In contrast to the rest of the economy, government consumption in the first quarter remained at the same level as in the corresponding period last year.
There was also a slight fall in investments, down by 3.4 per cent. The biggest increase was recorded in households’ investments in dwellings, up by 63.7 per cent. General government investments in other buildings and structures grew by 36.9 per cent. The biggest falls were seen in enterprises’ investments in transport equipment (−91.7 per cent) and in machinery and equipment (−49.8 per cent).
Foreign trade continued to fall from record levels. Exports declined at a pace similar to the previous quarter (6.9 per cent) and earlier growth came to an end also in imports, which decreased by 7.3 per cent. The fall was led on both fronts by trade in goods, with energy and wood products having the biggest impact. “Forestry, electronic products, and electrical equipment stood out positively,” Müürsepp added. Exports of services grew slightly, by 2.5 per cent, in the first quarter. The main contributors were maritime transport, computer services, and advertising services.
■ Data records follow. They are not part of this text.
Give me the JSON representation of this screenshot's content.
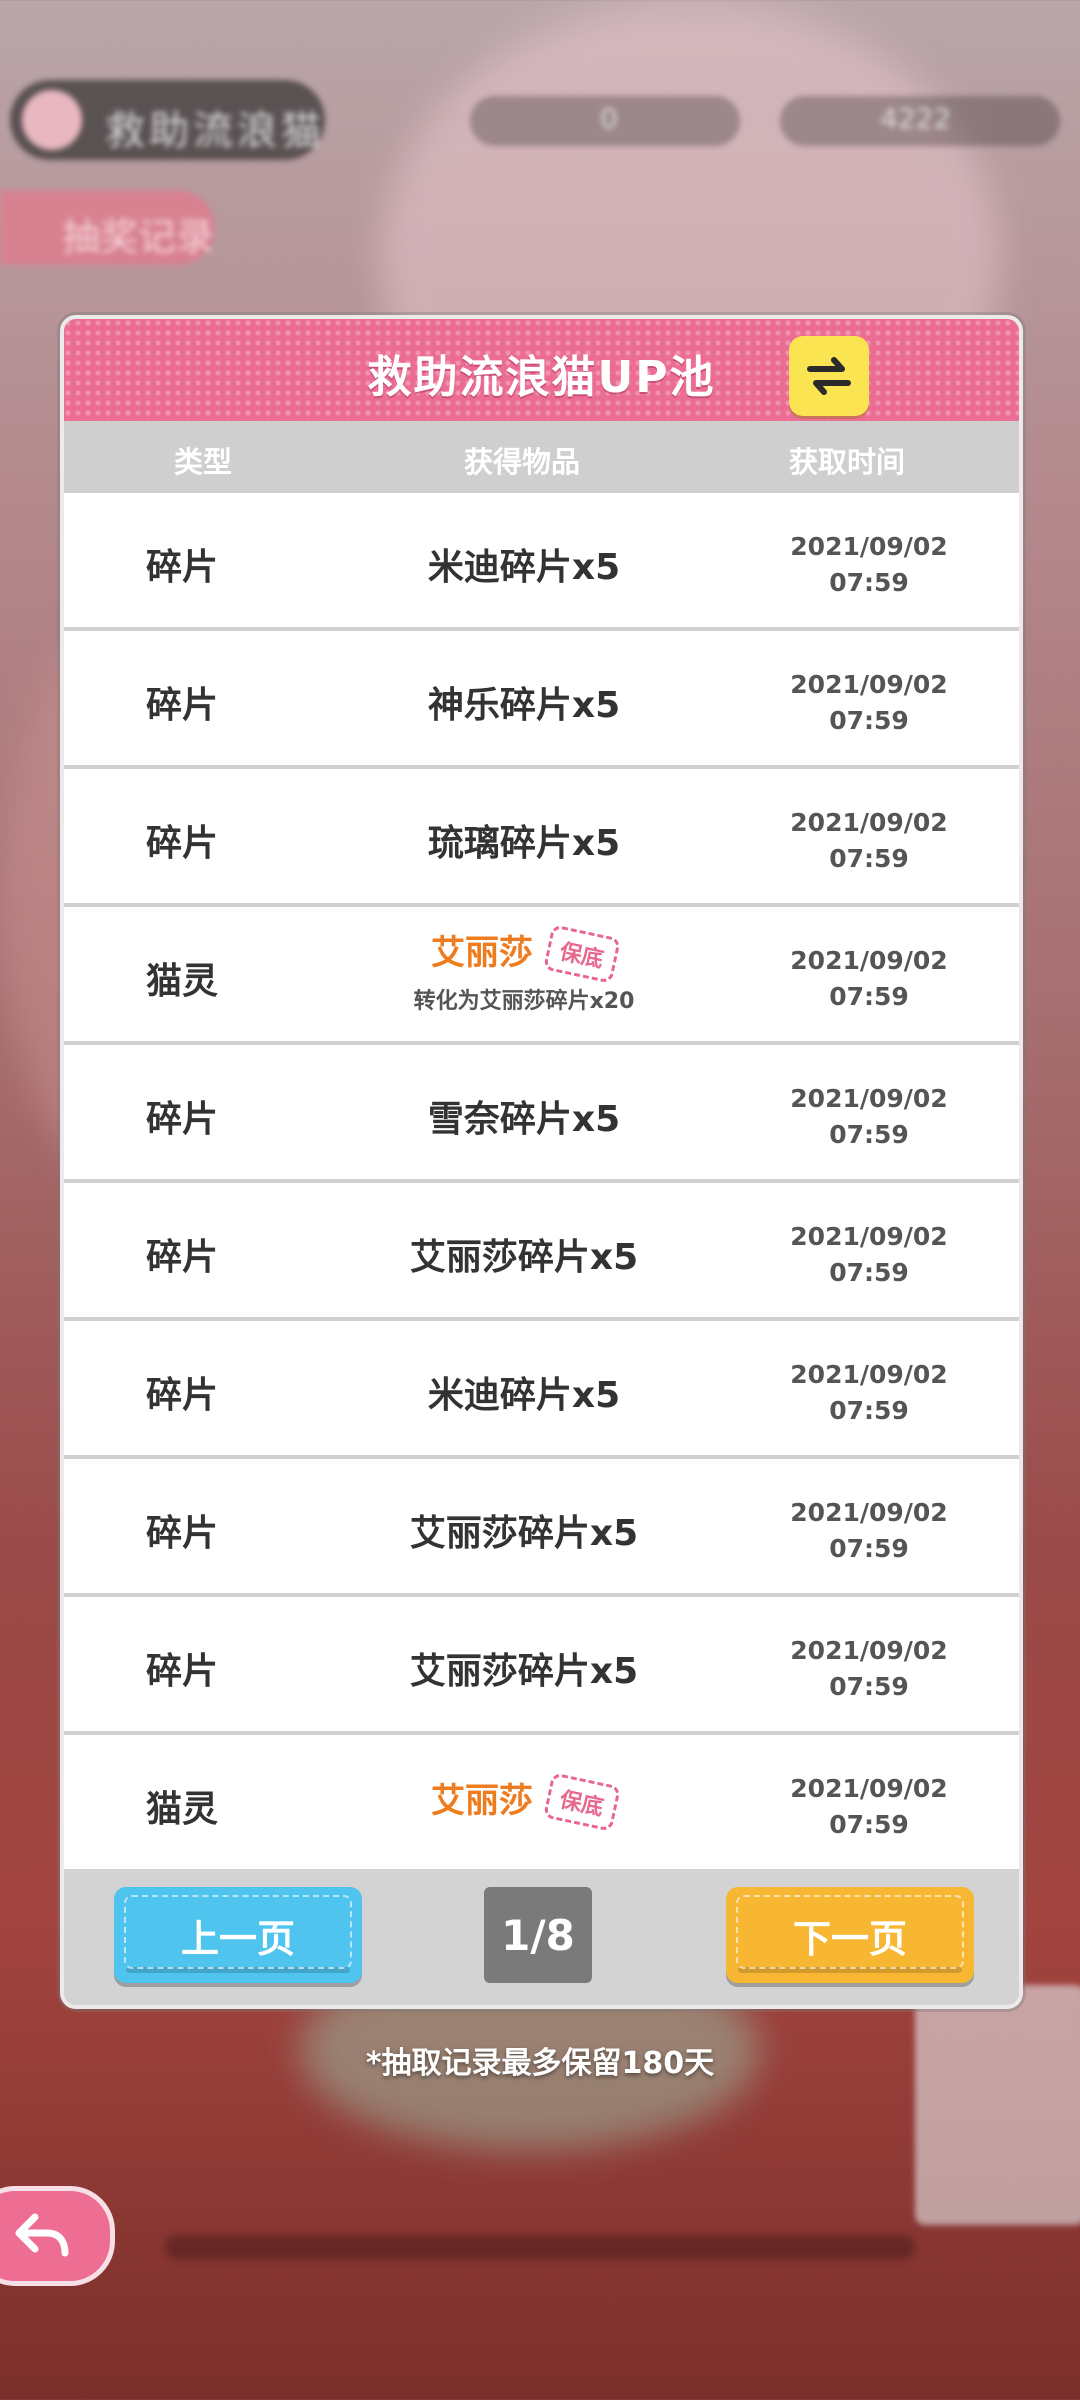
{
  "background": {
    "top_pill_label": "救助流浪猫",
    "tab_label": "抽奖记录",
    "resource_left_value": "0",
    "resource_right_value": "4222"
  },
  "panel": {
    "title": "救助流浪猫UP池",
    "switch_icon": "swap-arrows-icon",
    "columns": {
      "type": "类型",
      "item": "获得物品",
      "time": "获取时间"
    },
    "rows": [
      {
        "type": "碎片",
        "item": "米迪碎片x5",
        "date": "2021/09/02",
        "time": "07:59"
      },
      {
        "type": "碎片",
        "item": "神乐碎片x5",
        "date": "2021/09/02",
        "time": "07:59"
      },
      {
        "type": "碎片",
        "item": "琉璃碎片x5",
        "date": "2021/09/02",
        "time": "07:59"
      },
      {
        "type": "猫灵",
        "item": "艾丽莎",
        "badge": "保底",
        "sub": "转化为艾丽莎碎片x20",
        "date": "2021/09/02",
        "time": "07:59"
      },
      {
        "type": "碎片",
        "item": "雪奈碎片x5",
        "date": "2021/09/02",
        "time": "07:59"
      },
      {
        "type": "碎片",
        "item": "艾丽莎碎片x5",
        "date": "2021/09/02",
        "time": "07:59"
      },
      {
        "type": "碎片",
        "item": "米迪碎片x5",
        "date": "2021/09/02",
        "time": "07:59"
      },
      {
        "type": "碎片",
        "item": "艾丽莎碎片x5",
        "date": "2021/09/02",
        "time": "07:59"
      },
      {
        "type": "碎片",
        "item": "艾丽莎碎片x5",
        "date": "2021/09/02",
        "time": "07:59"
      },
      {
        "type": "猫灵",
        "item": "艾丽莎",
        "badge": "保底",
        "date": "2021/09/02",
        "time": "07:59"
      }
    ],
    "prev_label": "上一页",
    "next_label": "下一页",
    "page_indicator": "1/8"
  },
  "note": "*抽取记录最多保留180天",
  "colors": {
    "header_pink": "#ec6d94",
    "prev_blue": "#4ec4ee",
    "next_yellow": "#f7b733",
    "highlight_orange": "#ef7b1f"
  }
}
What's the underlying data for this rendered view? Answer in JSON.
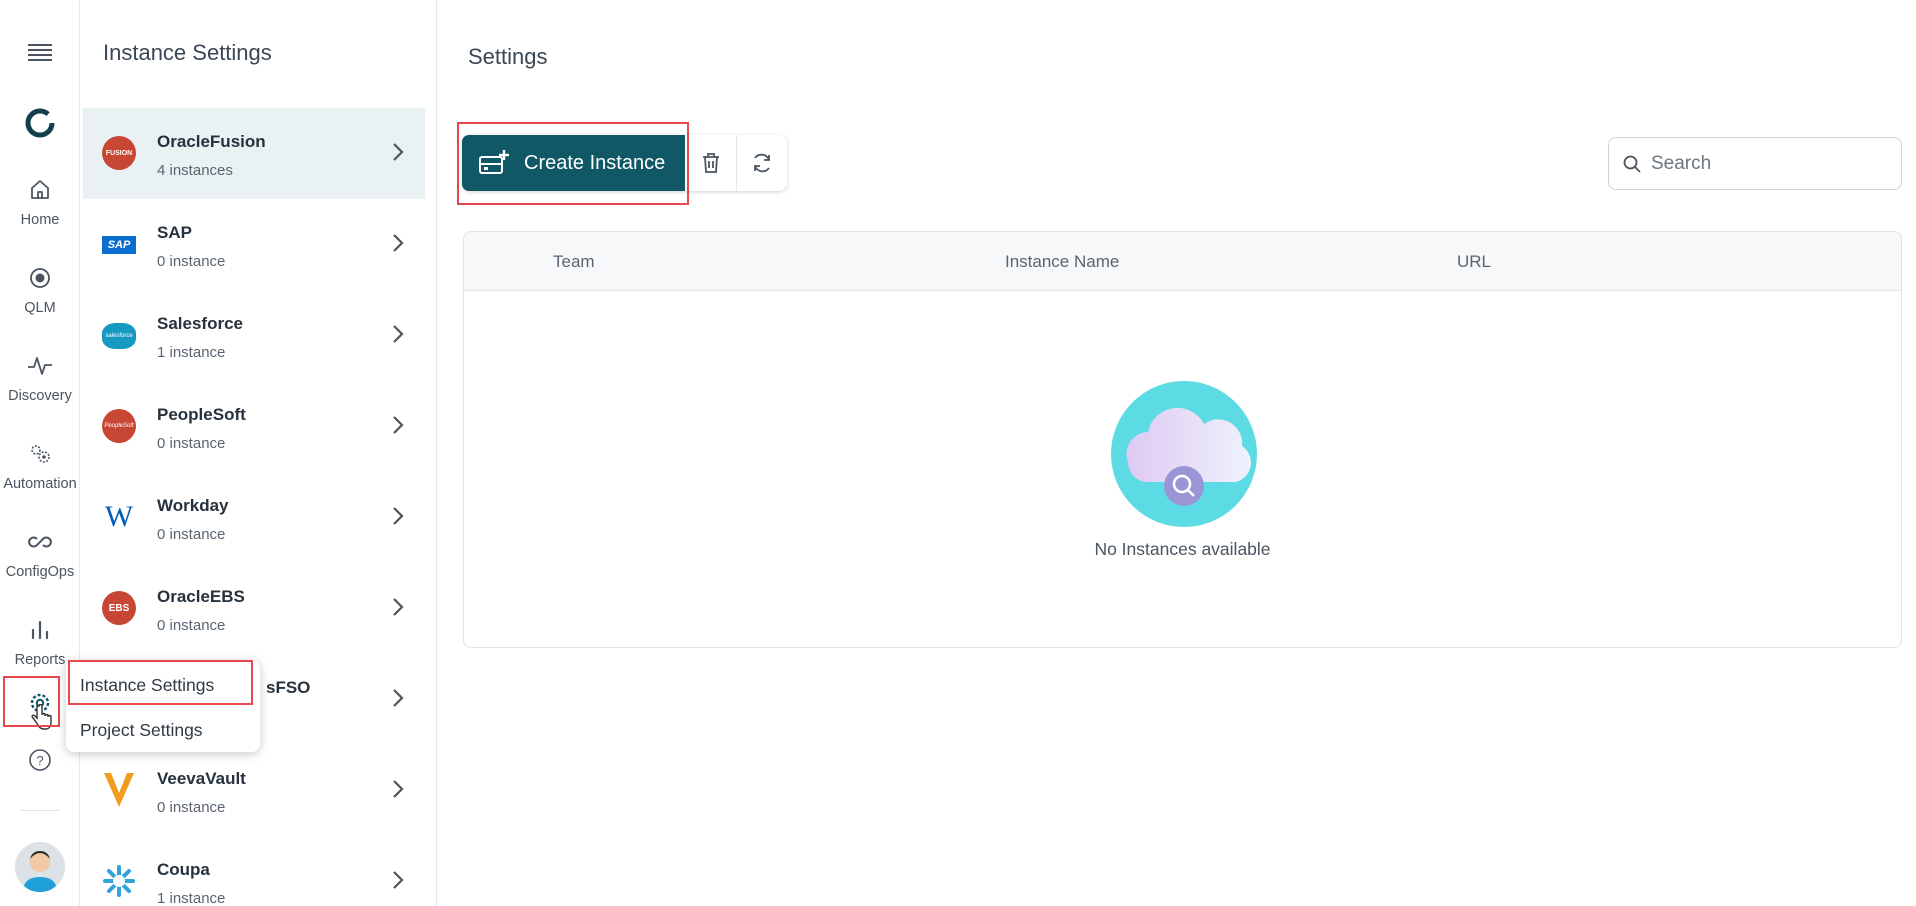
{
  "rail": {
    "items": [
      {
        "label": "Home"
      },
      {
        "label": "QLM"
      },
      {
        "label": "Discovery"
      },
      {
        "label": "Automation"
      },
      {
        "label": "ConfigOps"
      },
      {
        "label": "Reports"
      }
    ]
  },
  "panel": {
    "title": "Instance Settings",
    "apps": [
      {
        "name": "OracleFusion",
        "count": "4 instances",
        "logo_color": "#c74634",
        "logo_text": "FUSION"
      },
      {
        "name": "SAP",
        "count": "0 instance",
        "logo_color": "#0a6ed1",
        "logo_text": "SAP"
      },
      {
        "name": "Salesforce",
        "count": "1 instance",
        "logo_color": "#1798c1",
        "logo_text": "salesforce"
      },
      {
        "name": "PeopleSoft",
        "count": "0 instance",
        "logo_color": "#c74634",
        "logo_text": "PeopleSoft"
      },
      {
        "name": "Workday",
        "count": "0 instance",
        "logo_color": "#005cb9",
        "logo_text": "W"
      },
      {
        "name": "OracleEBS",
        "count": "0 instance",
        "logo_color": "#c74634",
        "logo_text": "EBS"
      },
      {
        "name": "sFSO",
        "count": "",
        "logo_color": "#c74634",
        "logo_text": ""
      },
      {
        "name": "VeevaVault",
        "count": "0 instance",
        "logo_color": "#f29c1f",
        "logo_text": "V"
      },
      {
        "name": "Coupa",
        "count": "1 instance",
        "logo_color": "#31a4dc",
        "logo_text": ""
      }
    ]
  },
  "main": {
    "title": "Settings",
    "create_label": "Create Instance",
    "search_placeholder": "Search",
    "columns": [
      "Team",
      "Instance Name",
      "URL"
    ],
    "empty_text": "No Instances available",
    "accent_color": "#105866"
  },
  "popup": {
    "items": [
      {
        "label": "Instance Settings"
      },
      {
        "label": "Project Settings"
      }
    ]
  }
}
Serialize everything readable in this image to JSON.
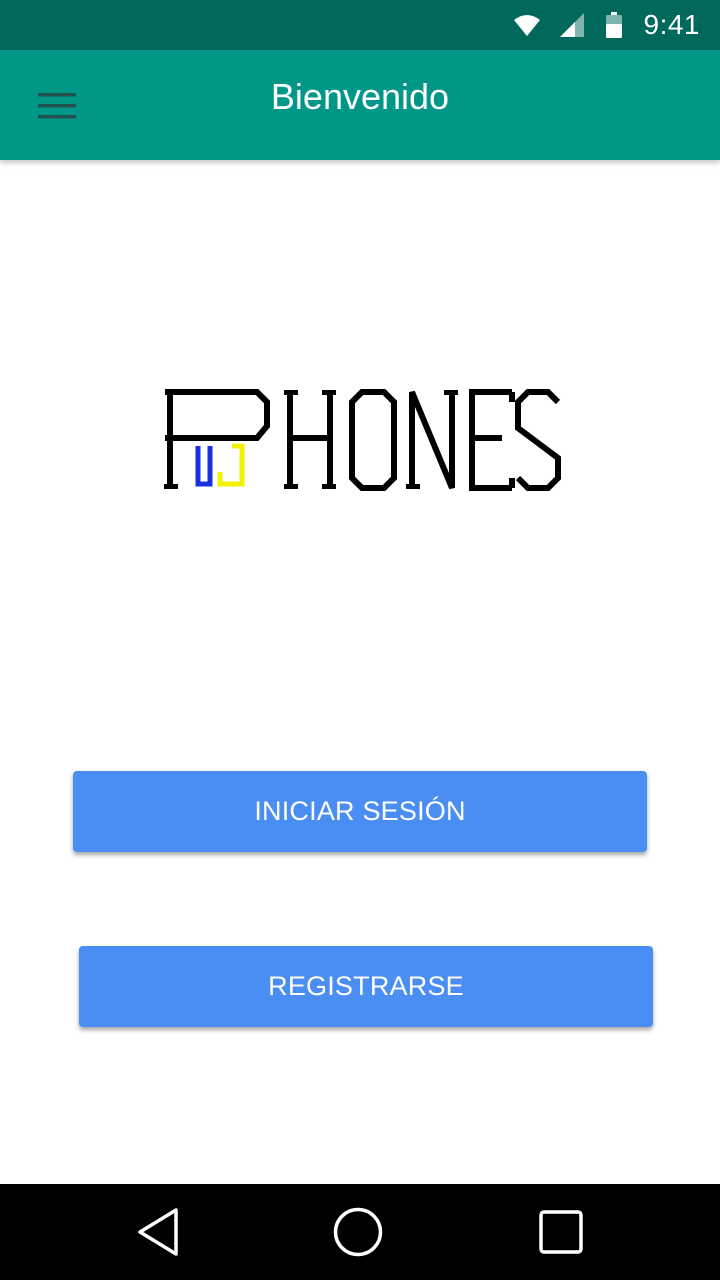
{
  "status_bar": {
    "time": "9:41",
    "icons": [
      "wifi-icon",
      "cell-signal-icon",
      "battery-icon"
    ],
    "background": "#00695c"
  },
  "app_bar": {
    "title": "Bienvenido",
    "menu_icon": "hamburger-menu-icon",
    "background": "#009688"
  },
  "logo": {
    "text": "PUJPHONES",
    "colors": {
      "main": "#000000",
      "u": "#1a2fe0",
      "j": "#f2f200"
    }
  },
  "buttons": {
    "login_label": "INICIAR SESIÓN",
    "register_label": "REGISTRARSE",
    "color": "#4a8df3"
  },
  "nav_bar": {
    "icons": [
      "back-icon",
      "home-icon",
      "recents-icon"
    ]
  }
}
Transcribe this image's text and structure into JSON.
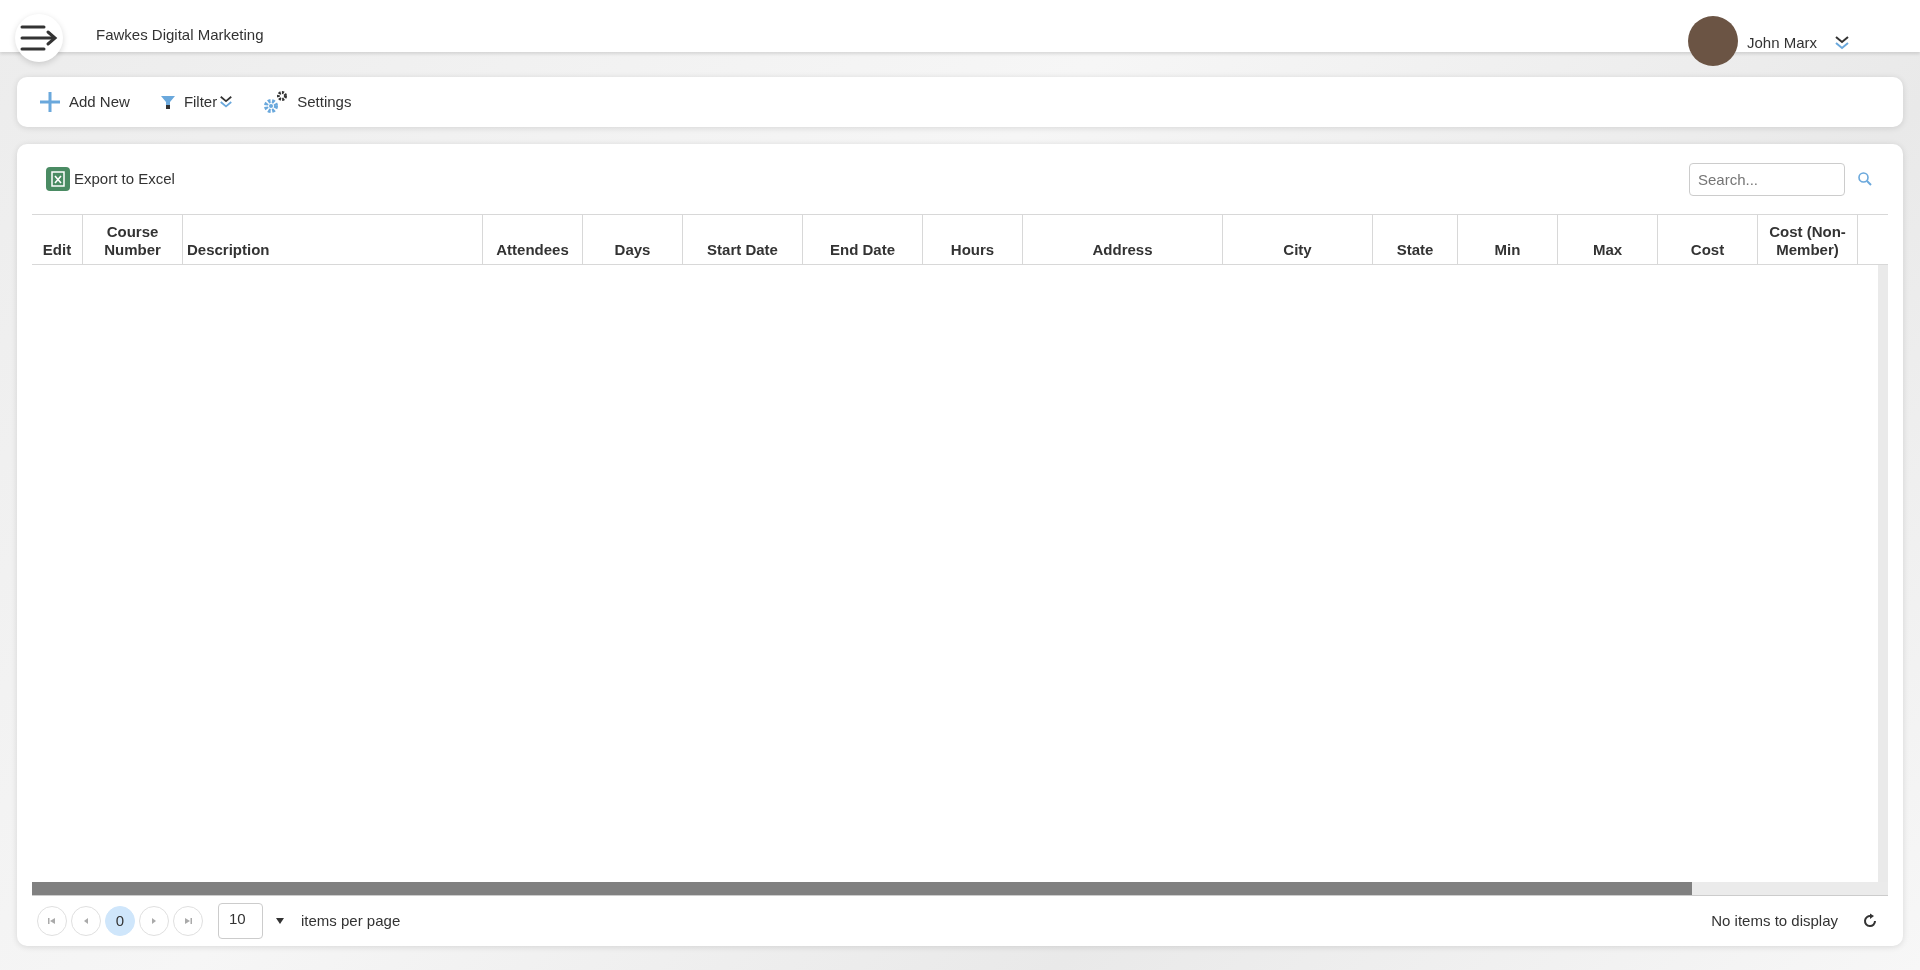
{
  "header": {
    "app_title": "Fawkes Digital Marketing",
    "user_name": "John Marx"
  },
  "toolbar": [
    {
      "label": "Add New",
      "kind": "add"
    },
    {
      "label": "Filter",
      "kind": "filter"
    },
    {
      "label": "Settings",
      "kind": "settings"
    }
  ],
  "grid": {
    "export_label": "Export to Excel",
    "search": {
      "placeholder": "Search..."
    },
    "columns": [
      "Edit",
      "Course Number",
      "Description",
      "Attendees",
      "Days",
      "Start Date",
      "End Date",
      "Hours",
      "Address",
      "City",
      "State",
      "Min",
      "Max",
      "Cost",
      "Cost (Non-Member)"
    ],
    "pager": {
      "pages": [
        {
          "label": "0",
          "selected": true
        }
      ],
      "page_size": "10",
      "page_size_label": "items per page",
      "status": "No items to display"
    }
  }
}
Imports of services, however, declined by 1.9 per cent, mainly due to a fall in freight rail transport and advertising services.
The seasonally and working-day adjusted GDP decreased by 0.6 per cent compared with the fourth quarter of 2022 and by 3.7 per cent compared with the first quarter of last year.